  20. Quantum chemical density functional theory studies on the molecular structure and vibrational spectra of mannitol

    NASA Astrophysics Data System (ADS)

    Moorthi, P. P.; Gunasekaran, S.; Swaminathan, S.; Ramkumaar, G. R.

    2015-02-01

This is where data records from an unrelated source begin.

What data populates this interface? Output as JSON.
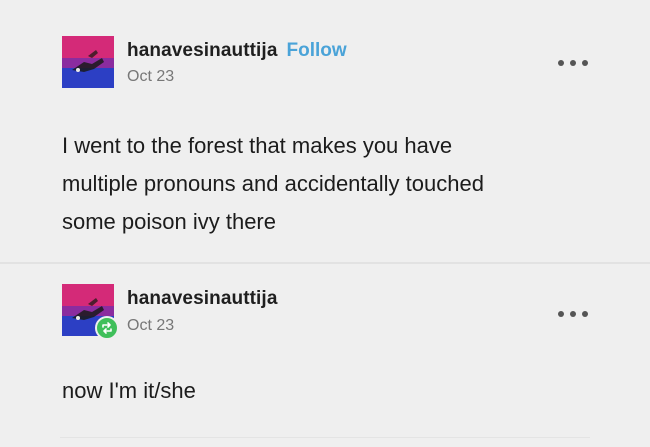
{
  "posts": [
    {
      "username": "hanavesinauttija",
      "follow_label": "Follow",
      "date": "Oct 23",
      "more_icon": "more-horizontal-icon",
      "body_lines": [
        "I went to the forest that makes you have",
        "multiple pronouns and accidentally touched",
        "some poison ivy there"
      ]
    },
    {
      "username": "hanavesinauttija",
      "date": "Oct 23",
      "badge_icon": "reblog-icon",
      "more_icon": "more-horizontal-icon",
      "body_lines": [
        "now I'm it/she"
      ]
    }
  ],
  "colors": {
    "background": "#efefef",
    "follow": "#4aa3d8",
    "badge": "#3fbf5a",
    "avatar_top": "#c4266f",
    "avatar_mid": "#8a2a9c",
    "avatar_bottom": "#2b3fbf"
  }
}
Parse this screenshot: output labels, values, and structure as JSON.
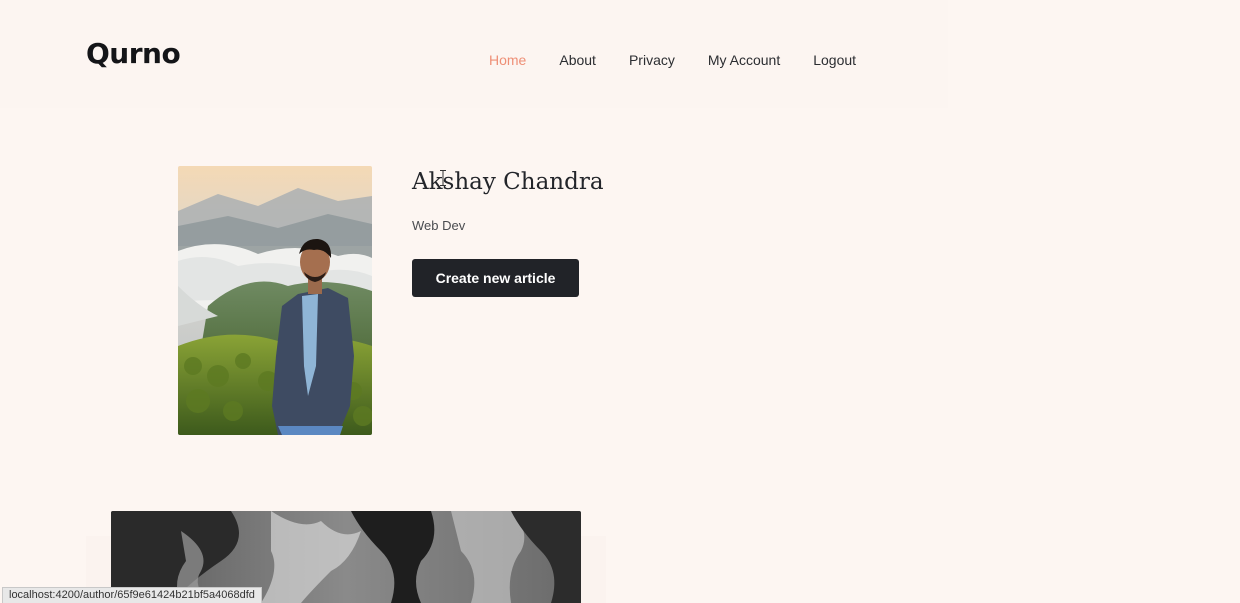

    A collective experimental and theoretical study was conducted on the molecular structure and vibrational spectra of mannitol. The FT-IR and FT-Raman spectra of mannitol were recorded in the solid phase. The molecular geometry, vibrational frequencies, thermodynamic functions and atomic charges of mannitol in the ground state have been calculated by using the ab initio HF (Hartree-Fock) and density functional methods (B3LYP) invoking cc-pVDZ basis set. The complete vibrational assignments were performed on the basis of Total Energy Distribution (TED) of the vibrational modes. The UV absorption spectra of the title compound dissolved in water. Natural bond orbital analysis has been carried out to explain the charge transfer or delocalization of charge due to the intra-molecular interactions. The 1H and 13C nuclear magnetic resonance (NMR) chemical shifts of the molecule were calculated by GIAO methods. The first order hyperpolarizability (?0) of this novel molecular system and related properties (?, ?0 and ??) of mannitol are calculated using B3LYP/cc-pVDZ and HF/cc-pVDZ methods on the finite-field approach. By using TD-DFT calculation, electronic absorption spectra of the title compound have been predicted and a good agreement with experimental one is established. In addition, the molecular electrostatic potential (MEP) have been investigated using theoretical calculations, the calculated HOMO and LUMO energies shows that the charge transfer within the molecule.